we sort your quilt pieces,

we string buttons.

After we visit the Halls Gap Overlook,

we end the night at The Dairy Freeze.

I love you immeasurably.

The older I get,

the more I miss you.

Your absence is enough

to fill the world,

Mabel Spaw Bates.


Rest In Peace

sociology writing

baby book

my son had

his first kiss today

and all i could think was

this is the first time

there is no page

upon which to enter this first


his baby book

Americana death family history Kentucky local color poetry Southern Gothic

spinster sisters

when i was a little girl

allowed to roam

through the backrooms of

the house shared by my great aunts


spinster sisters

jo ann and mary alys

whose  Bates brothers all passed before

i didn’t mind the obligatory visits

imposed by my mother and sister so much


finding photographs of glory faded

antique wash basins and ceramic kittens

delicate baubles in satin boxes

fine dresses who had given up on finding love

bobby pins on china saucers atop

a vanity avoided because no one wanted to see

what it had to show


until i was five i thought jo ann

was a man

an old farmer in mens clothes

who smoked constantly

cut her hair short

and squatted like our indian ancestors

talking of her land

loyals dogs

sturdy tractors

whose barn had burned

tidbits you orta know

a lesbian of a time one didn’t acknowledge

such things

baptist blasphemy running through

her country bones


mary alys

the once beautiful bride

whose wealthy husband cecil had died

leaving her childless


though she seemed content

to remain married to his ghost

so feminine she was

pin curls

perfectly filed long

nicotine yellow nails

too many rings

a  forked tongued

wicked gossip

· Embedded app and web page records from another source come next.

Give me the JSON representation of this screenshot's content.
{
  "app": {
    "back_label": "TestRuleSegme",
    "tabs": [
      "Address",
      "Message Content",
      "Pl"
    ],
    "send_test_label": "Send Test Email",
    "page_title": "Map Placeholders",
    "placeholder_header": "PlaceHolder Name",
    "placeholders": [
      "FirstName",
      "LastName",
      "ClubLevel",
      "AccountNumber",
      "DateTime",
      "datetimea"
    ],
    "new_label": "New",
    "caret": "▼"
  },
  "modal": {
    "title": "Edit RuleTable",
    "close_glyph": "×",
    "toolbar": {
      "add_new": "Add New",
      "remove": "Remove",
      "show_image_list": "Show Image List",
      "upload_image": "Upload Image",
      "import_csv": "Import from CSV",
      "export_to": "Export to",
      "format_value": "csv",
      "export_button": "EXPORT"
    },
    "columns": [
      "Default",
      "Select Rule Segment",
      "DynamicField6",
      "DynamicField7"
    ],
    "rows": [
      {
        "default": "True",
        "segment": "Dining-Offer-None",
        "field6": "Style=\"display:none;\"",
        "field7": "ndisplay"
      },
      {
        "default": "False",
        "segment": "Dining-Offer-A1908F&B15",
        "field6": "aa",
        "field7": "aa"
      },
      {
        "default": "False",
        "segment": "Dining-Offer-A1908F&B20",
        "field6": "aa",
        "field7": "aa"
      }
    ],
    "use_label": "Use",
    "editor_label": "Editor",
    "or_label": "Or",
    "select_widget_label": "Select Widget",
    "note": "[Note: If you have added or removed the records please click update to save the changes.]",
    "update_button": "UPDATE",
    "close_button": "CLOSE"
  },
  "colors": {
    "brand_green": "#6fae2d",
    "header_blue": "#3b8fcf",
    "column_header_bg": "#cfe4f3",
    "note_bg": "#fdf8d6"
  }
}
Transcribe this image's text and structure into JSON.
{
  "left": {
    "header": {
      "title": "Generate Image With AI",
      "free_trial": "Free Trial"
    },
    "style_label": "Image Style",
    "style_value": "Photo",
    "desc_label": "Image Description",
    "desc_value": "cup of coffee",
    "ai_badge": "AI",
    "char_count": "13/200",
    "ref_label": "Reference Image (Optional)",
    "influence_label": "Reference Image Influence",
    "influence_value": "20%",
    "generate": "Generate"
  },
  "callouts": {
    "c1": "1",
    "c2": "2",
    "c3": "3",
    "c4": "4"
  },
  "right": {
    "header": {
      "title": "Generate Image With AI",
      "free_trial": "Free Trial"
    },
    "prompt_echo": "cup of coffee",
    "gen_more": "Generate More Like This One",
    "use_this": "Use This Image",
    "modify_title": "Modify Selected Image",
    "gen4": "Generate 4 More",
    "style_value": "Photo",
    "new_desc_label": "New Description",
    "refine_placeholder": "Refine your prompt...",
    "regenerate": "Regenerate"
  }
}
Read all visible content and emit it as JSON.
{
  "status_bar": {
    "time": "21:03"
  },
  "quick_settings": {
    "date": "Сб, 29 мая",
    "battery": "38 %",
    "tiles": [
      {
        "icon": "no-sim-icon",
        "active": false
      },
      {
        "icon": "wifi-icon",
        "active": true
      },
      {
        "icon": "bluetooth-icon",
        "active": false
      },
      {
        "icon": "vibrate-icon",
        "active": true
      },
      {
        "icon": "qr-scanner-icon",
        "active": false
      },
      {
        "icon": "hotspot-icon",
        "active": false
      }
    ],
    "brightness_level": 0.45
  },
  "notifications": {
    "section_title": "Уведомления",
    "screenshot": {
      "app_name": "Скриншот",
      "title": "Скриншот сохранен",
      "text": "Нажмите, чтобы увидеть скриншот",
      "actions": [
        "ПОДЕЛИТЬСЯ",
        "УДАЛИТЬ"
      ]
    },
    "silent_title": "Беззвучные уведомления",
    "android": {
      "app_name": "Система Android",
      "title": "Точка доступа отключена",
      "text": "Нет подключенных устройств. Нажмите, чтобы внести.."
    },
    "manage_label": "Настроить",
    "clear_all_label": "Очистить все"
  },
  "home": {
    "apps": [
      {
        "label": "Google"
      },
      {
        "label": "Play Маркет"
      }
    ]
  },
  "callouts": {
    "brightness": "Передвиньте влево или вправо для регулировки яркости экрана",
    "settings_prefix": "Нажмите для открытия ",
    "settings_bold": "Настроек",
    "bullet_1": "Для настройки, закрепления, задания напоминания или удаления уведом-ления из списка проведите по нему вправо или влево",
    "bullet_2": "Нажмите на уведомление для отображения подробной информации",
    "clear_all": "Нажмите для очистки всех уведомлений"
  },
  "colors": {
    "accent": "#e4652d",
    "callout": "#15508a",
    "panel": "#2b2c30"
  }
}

oral histories

slim pointy nose

judging everyone whilst wearing

pink polyester and

knee high panty hose


two women were never more different

yet to me

they were symbiotic halves

of a singular tale of  family woe


jo ann on her side of the sitting room

reading the paper

and mary alys

applying ponds cold cream to her face

and lotion to her transparent

blue veined soft hands

claiming she intended to make

a pretty corpse


jo ann went first

ate up with cancer

mary alys died later

of meaness

i suppose